▸ Task requirements: The finished copy should match every record exactly and contain no pictures.

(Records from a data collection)
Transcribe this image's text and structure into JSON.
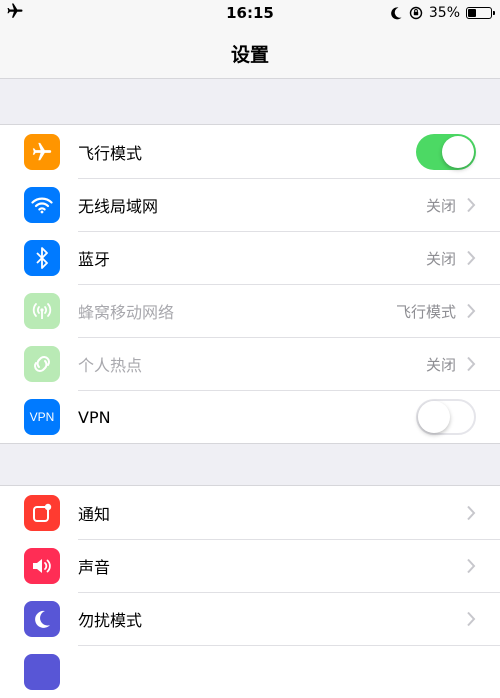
{
  "status_bar": {
    "time": "16:15",
    "battery": "35%",
    "battery_level": 0.35
  },
  "nav": {
    "title": "设置"
  },
  "group1": {
    "items": [
      {
        "label": "飞行模式",
        "icon": "airplane-icon",
        "toggle": true
      },
      {
        "label": "无线局域网",
        "icon": "wifi-icon",
        "value": "关闭"
      },
      {
        "label": "蓝牙",
        "icon": "bluetooth-icon",
        "value": "关闭"
      },
      {
        "label": "蜂窝移动网络",
        "icon": "cellular-icon",
        "value": "飞行模式"
      },
      {
        "label": "个人热点",
        "icon": "hotspot-icon",
        "value": "关闭"
      },
      {
        "label": "VPN",
        "icon": "vpn-icon",
        "icon_text": "VPN",
        "toggle": false
      }
    ]
  },
  "group2": {
    "items": [
      {
        "label": "通知",
        "icon": "notifications-icon"
      },
      {
        "label": "声音",
        "icon": "sounds-icon"
      },
      {
        "label": "勿扰模式",
        "icon": "moon-icon"
      }
    ]
  },
  "colors": {
    "orange": "#ff9500",
    "blue": "#007aff",
    "green": "#4cd964",
    "disabled_green": "#b9eab5",
    "red": "#ff3b30",
    "pink": "#ff2d55",
    "purple": "#5856d6"
  }
}
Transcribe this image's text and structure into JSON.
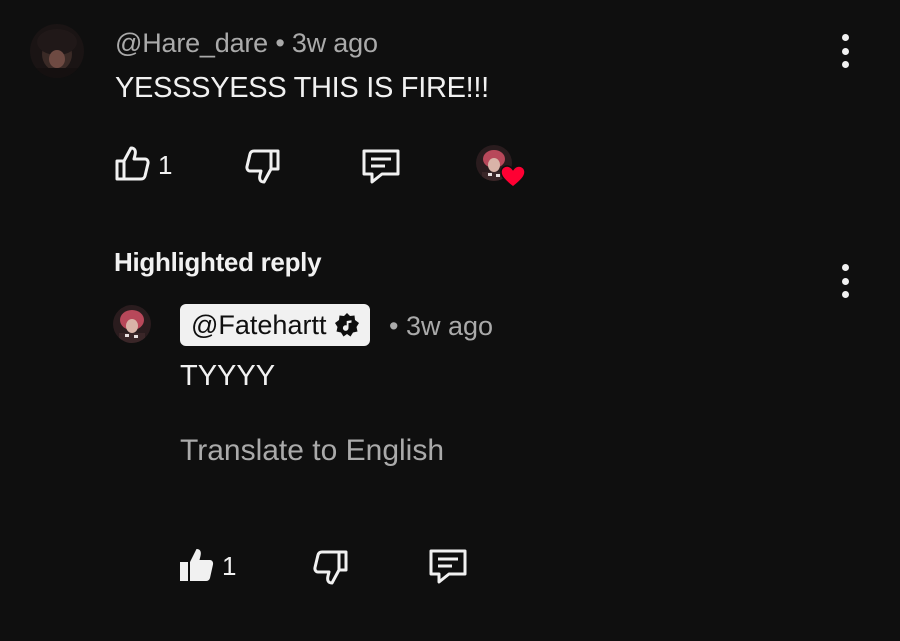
{
  "comment": {
    "author": "@Hare_dare",
    "separator": "•",
    "time": "3w ago",
    "text": "YESSSYESS THIS IS FIRE!!!",
    "likes": "1"
  },
  "highlighted_reply": {
    "label": "Highlighted reply",
    "author": "@Fatehartt",
    "separator": "•",
    "time": "3w ago",
    "text": "TYYYY",
    "translate_label": "Translate to English",
    "likes": "1"
  },
  "icons": {
    "like": "thumbs-up-icon",
    "dislike": "thumbs-down-icon",
    "reply": "reply-comment-icon",
    "more": "more-vertical-icon",
    "creator_heart": "heart-icon",
    "verified": "music-note-badge-icon"
  },
  "colors": {
    "background": "#0f0f0f",
    "primary_text": "#f1f1f1",
    "secondary_text": "#aaaaaa",
    "heart": "#ff0033"
  }
}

▸ Result of this exercise:
Transcribe this image's text and structure into JSON.
{
  "status_bar": {
    "time": "16:15",
    "battery": "35%",
    "battery_level": 0.35
  },
  "nav": {
    "title": "设置"
  },
  "group1": {
    "items": [
      {
        "label": "飞行模式",
        "icon": "airplane-icon",
        "toggle": true
      },
      {
        "label": "无线局域网",
        "icon": "wifi-icon",
        "value": "关闭"
      },
      {
        "label": "蓝牙",
        "icon": "bluetooth-icon",
        "value": "关闭"
      },
      {
        "label": "蜂窝移动网络",
        "icon": "cellular-icon",
        "value": "飞行模式"
      },
      {
        "label": "个人热点",
        "icon": "hotspot-icon",
        "value": "关闭"
      },
      {
        "label": "VPN",
        "icon": "vpn-icon",
        "icon_text": "VPN",
        "toggle": false
      }
    ]
  },
  "group2": {
    "items": [
      {
        "label": "通知",
        "icon": "notifications-icon"
      },
      {
        "label": "声音",
        "icon": "sounds-icon"
      },
      {
        "label": "勿扰模式",
        "icon": "moon-icon"
      }
    ]
  },
  "colors": {
    "orange": "#ff9500",
    "blue": "#007aff",
    "green": "#4cd964",
    "disabled_green": "#b9eab5",
    "red": "#ff3b30",
    "pink": "#ff2d55",
    "purple": "#5856d6"
  }
}
Transcribe this image's text and structure into JSON.
{
  "comment": {
    "author": "@Hare_dare",
    "separator": "•",
    "time": "3w ago",
    "text": "YESSSYESS THIS IS FIRE!!!",
    "likes": "1"
  },
  "highlighted_reply": {
    "label": "Highlighted reply",
    "author": "@Fatehartt",
    "separator": "•",
    "time": "3w ago",
    "text": "TYYYY",
    "translate_label": "Translate to English",
    "likes": "1"
  },
  "icons": {
    "like": "thumbs-up-icon",
    "dislike": "thumbs-down-icon",
    "reply": "reply-comment-icon",
    "more": "more-vertical-icon",
    "creator_heart": "heart-icon",
    "verified": "music-note-badge-icon"
  },
  "colors": {
    "background": "#0f0f0f",
    "primary_text": "#f1f1f1",
    "secondary_text": "#aaaaaa",
    "heart": "#ff0033"
  }
}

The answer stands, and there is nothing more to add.